BALTIMORE — When Elijah Cummings’s calm baritone came through a police bullhorn Tuesday night urging Baltimore residents to abide by a curfew and head home, young men in the street responded, “Fuck you!”
Cummings, a congressman and a stalwart of Baltimore’s black community generally seen as representative of the progress made by the 1960s civil rights movement, was viewed by some Tuesday night as just another agent of the state. Those same people were the ones who wrapped their faces in bandanas and defied a curfew, causing police to resort to pepper balls and tear gas to disperse the crowds.
Governor Larry Hogan even declared: “We’ve turned a corner,” before adding it’s not over.
The curfew didn’t work though, unless the objective was to bully people back into their homes with the eye-stinging agents that more police departments may have to use if they keep unnecessarily killing black men.
The curfew provided a time—and the massive police presence at the intersection of North and Pennsylvania provided a place—for those intent on clashing with police to do it. And that’s exactly what they did. Play-by-play, what happened Tuesday night in Baltimore was the same sequence of events that occurred in Ferguson when authorities instituted a curfew there, with one notable exception. The National Guard was deployed following Monday’s unrest, unlike in Ferguson where the Guard didn’t show up until the second night of the curfew. The deployment prompted hope that the Guard’s presence would quell any further rioting. There was just one problem: There was no National Guard in Sandtown.
“They got the damn National Guard down there in Inner Harbor, defending white Baltimore,” one man said, going hoarse from frustration and anger that couldn’t be controlled anymore.
There was quite a bit of political wrangling over the deployment of the Guard and their position in Inner Harbor may have been a tactical one, waiting in reserve in case the situation got out of hand elsewhere.
It wasn't until well after the clashes with police that the Guard showed up at North and Penn, but by then it was too late.
“The governor wanted the Guard down there to assert presence,” even as city cops were asking for their help elsewhere, a military source familiar with Baltimore operations told The Daily Beast.
So the Maryland National Guard activation was, at least on Tuesday evening, mostly for show.
They were defending the city’s real investment, according to Quintin Reid, the bail bondsman who freed Freddie Gray from jail twice before his death. Downtown now gleams with Camden Yards (closed to the public for today’s baseball game), hotels, shops, restaurants, and bars that the people of Sandtown don’t often patronize.

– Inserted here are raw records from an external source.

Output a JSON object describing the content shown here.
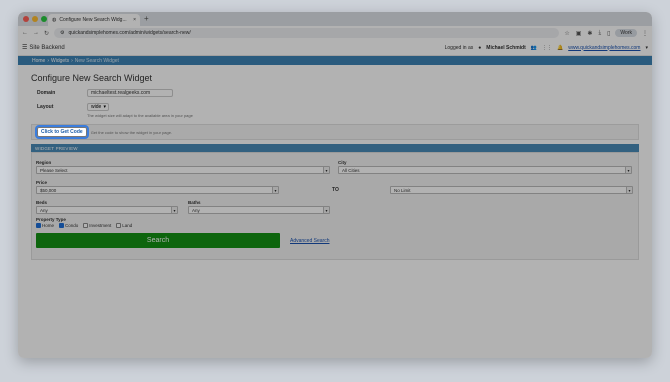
{
  "browser": {
    "tab_title": "Configure New Search Widg...",
    "new_tab": "+",
    "url": "quickandsimplehomes.com/admin/widgets/search-new/",
    "profile_label": "Work"
  },
  "app": {
    "brand": "Site Backend",
    "logged_in_label": "Logged in as",
    "user_name": "Michael Schmidt",
    "site_link": "www.quickandsimplehomes.com"
  },
  "breadcrumb": {
    "home": "Home",
    "widgets": "Widgets",
    "current": "New Search Widget",
    "sep": "›"
  },
  "page": {
    "title": "Configure New Search Widget",
    "domain_label": "Domain",
    "domain_value": "michaeltest.realgeeks.com",
    "layout_label": "Layout",
    "layout_value": "wide",
    "layout_hint": "The widget size will adapt to the available area in your page",
    "get_code_button": "Click to Get Code",
    "get_code_hint": "Get the code to show the widget in your page."
  },
  "preview": {
    "header": "WIDGET PREVIEW",
    "region_label": "Region",
    "region_value": "Please Select",
    "city_label": "City",
    "city_value": "All Cities",
    "price_label": "Price",
    "price_min": "$50,000",
    "to_label": "TO",
    "price_max": "No Limit",
    "beds_label": "Beds",
    "beds_value": "Any",
    "baths_label": "Baths",
    "baths_value": "Any",
    "property_type_label": "Property Type",
    "types": [
      {
        "label": "Home",
        "checked": true
      },
      {
        "label": "Condo",
        "checked": true
      },
      {
        "label": "Investment",
        "checked": false
      },
      {
        "label": "Land",
        "checked": false
      }
    ],
    "search_button": "Search",
    "advanced_link": "Advanced Search"
  },
  "colors": {
    "breadcrumb_bg": "#3d83b5",
    "search_green": "#139113",
    "link_blue": "#1a52b0"
  }
}
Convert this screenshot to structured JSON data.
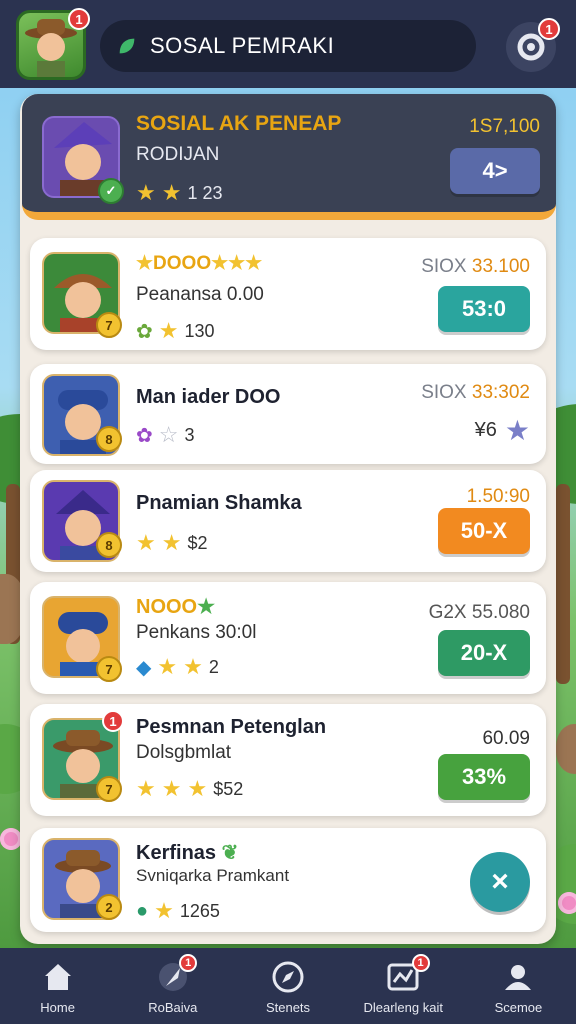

“The well-to-do whites and blacks, they wanted them to be in the city and be a tax base,” he said. “But they don’t need no tax incentives, they the ones holding the money!”
Reid holds Mayor Stephanie Rawlings-Blake in specific contempt.
“We have black leadership, and look what they’ve done” Reid said. “Politics is a study of power, and that’s exactly what this is.”
For some on Tuesday night it was the memory of Freddie Gray that prompted them to take to the streets. For a lot of others it was the conditions in which they live that were the larger issue, with Gray’s death serving as the spark that lit the fire.
“This is pain caused from poverty erupting. This is pain exploding,” said Tony Burks, a 38-year-old lifelong resident of Baltimore who spent a bit of time Tuesday night trying to convince a camera crew to turn on their machines so he could have his say. Burks wanted outsiders to know why this was happening, why kids took to the streets Monday to burn and loot and why a few stuck around Tuesday night to make sure the cops knew this was their neighborhood, and that they weren’t going to be told when to go home.
“What the fuck are they supposed to do? Look around you,” Burks said, pointing to the block of abandoned row houses behind us, the night sky peeking through roofs that have fallen because of decades of neglect, not the fires that made headlines this week.
“Imagine how it would make you feel walking down the street to this every day. These kids feel like they have nothing.”
The same man decrying the National Guard’s defense of Inner Harbor was as enraged at the media’s presence as much as he was the cops in riot gear. He went on an extended diatribe for his fellow residents and in the faces of reporters who found themselves on the receiving end of a speech that in many ways represents the conflict in Baltimore.
“Point your camera at them! They got a sniper pointed at us, so point the cameras at them!” he said. A few feet away, a cop in war gear peered from the top of an MRAP with an assault rifle at the ready. The cameras stayed on the man.
“They kill a black man and don’t answer for damn near a month, but we riot one night and look what happens!” he said, pointing to the line of stone-faced cops behind clear plastic shields.
It’s impossible to tell what would have happened if the cops there, at North and Penn, had been replaced by the National Guard. Maybe it would have displaced some of the rage. After all, it wasn’t the National Guard who was responsible for Freddie Gray’s death. It was the Baltimore Police Department, lined up in blue on Tuesday night in Sandtown to keep order, the only way they knew how.
Additional reporting by Tim Mak.